Some people have problems with their neighbour's behaviour affecting negatively the use of their land such as by creating loud noises, fumes, vibration, pollution of the surface and excessive light.
Did you know that the legal use of one's land could create a claim for private nuisance by one's neighbour? The definition of private nuisance is given in section 46 of the Civil Wrongs Law. Interestingly, the legal use of your land may amount to nuisance if the consequences of such use affects your neighbour's property. Proper use is a balance between the right of the occupier to freely use such property, without affecting the rights of a neighbour.

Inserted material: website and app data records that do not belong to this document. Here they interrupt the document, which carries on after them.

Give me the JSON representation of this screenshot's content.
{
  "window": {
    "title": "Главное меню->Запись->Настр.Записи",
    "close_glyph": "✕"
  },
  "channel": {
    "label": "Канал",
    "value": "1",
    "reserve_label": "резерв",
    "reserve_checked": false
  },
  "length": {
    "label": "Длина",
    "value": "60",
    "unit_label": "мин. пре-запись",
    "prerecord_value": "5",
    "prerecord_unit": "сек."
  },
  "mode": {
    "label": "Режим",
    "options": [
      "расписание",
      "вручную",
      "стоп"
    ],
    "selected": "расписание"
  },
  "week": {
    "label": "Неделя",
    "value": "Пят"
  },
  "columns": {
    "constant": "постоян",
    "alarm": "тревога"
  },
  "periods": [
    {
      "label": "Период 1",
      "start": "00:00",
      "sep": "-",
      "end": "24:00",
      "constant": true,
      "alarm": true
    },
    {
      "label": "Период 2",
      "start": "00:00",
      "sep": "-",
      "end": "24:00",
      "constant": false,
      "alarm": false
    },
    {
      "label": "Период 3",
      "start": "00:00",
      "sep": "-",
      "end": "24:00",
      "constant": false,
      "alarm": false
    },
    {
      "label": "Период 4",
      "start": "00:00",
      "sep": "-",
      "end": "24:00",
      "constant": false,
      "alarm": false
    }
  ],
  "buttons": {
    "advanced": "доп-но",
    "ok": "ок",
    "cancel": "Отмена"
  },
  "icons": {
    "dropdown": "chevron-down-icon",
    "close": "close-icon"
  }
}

In the case Giavri v Pasiou, the defendant was a tenant and owner of a laundry located on the ground floor of a building. The claimants who were living in separate apartments above the laundry, filed a joint legal action against the defendant for private nuisance caused by fumes and noise. They also demanded an injunction in order to prevent these acts which were causing nuisance. The District Court dismissed the case even though it found the existence of nuisance. It refused to issue an injunction to eliminate the nuisance because the claimant did not allow the defendant to extend the piping or even to install a fume evacuation mechanism by allowing the fumes to flow to the rest of the building.
Nevertheless, the Supreme Court reversed the decision stating that in such cases the claimants have no obligation to assist the defendant in order to avert the nuisance and finally issued an injunction.
The above case constitutes a clear example that the Courts in Cyprus are not reluctant to adopt a broad test in favour of the victim by issuing an injunction to stop the nuisance and award compensation even though there are no monetary damages. For example, in the case Palantzi v. Agroti the Court considering the noise from the defendant's cold-store accepted that there was an inconvenience interfering with the ordinary physical comfort and with the reasonable use and enjoyment of the appellant' s house. Therefore, the claimant was granted an injunction preventing the defendant from carrying out activities which amount to nuisance between the hours of 10 p.m. and 6 a.m.
Importantly, the Court according to the facts of each case may grant special damages in cases, for example, where the nuisance is diminishing the value of the property or where the property cannot be rented as a result of a private nuisance. It may also grant a small amount as a symbolic compensation where there are no special damages, but the owner of the property is unable to reasonably enjoy the property as a result of the nuisance. Finally, the Court usually issues an injunction to compel the defendant to stop the acts which constitute a nuisance.
The content of this article is intended to provide a general guide to the subject matter. Specialist advice should be sought about your specific circumstances.